== MATERIAL FOR THE TASK
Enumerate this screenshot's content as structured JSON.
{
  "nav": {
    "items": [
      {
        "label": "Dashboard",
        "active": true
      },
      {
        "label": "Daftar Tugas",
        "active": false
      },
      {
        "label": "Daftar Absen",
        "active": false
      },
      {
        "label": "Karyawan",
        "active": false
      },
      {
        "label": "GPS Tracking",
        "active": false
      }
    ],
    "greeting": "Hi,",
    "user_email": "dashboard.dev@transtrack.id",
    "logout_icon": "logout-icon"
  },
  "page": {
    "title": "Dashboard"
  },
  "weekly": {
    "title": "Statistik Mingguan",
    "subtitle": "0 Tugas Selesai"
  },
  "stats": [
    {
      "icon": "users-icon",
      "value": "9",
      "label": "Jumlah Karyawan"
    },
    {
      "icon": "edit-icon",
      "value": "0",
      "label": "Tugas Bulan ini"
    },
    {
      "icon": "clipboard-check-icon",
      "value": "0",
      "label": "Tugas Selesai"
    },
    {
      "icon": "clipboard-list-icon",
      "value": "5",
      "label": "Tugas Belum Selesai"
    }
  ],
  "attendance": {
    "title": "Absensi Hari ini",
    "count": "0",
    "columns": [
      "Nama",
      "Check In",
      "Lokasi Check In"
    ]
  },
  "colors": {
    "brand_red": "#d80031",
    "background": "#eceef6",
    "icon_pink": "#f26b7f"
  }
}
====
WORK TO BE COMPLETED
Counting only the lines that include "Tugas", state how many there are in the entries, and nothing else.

SOLUTION TO THIS TASK
5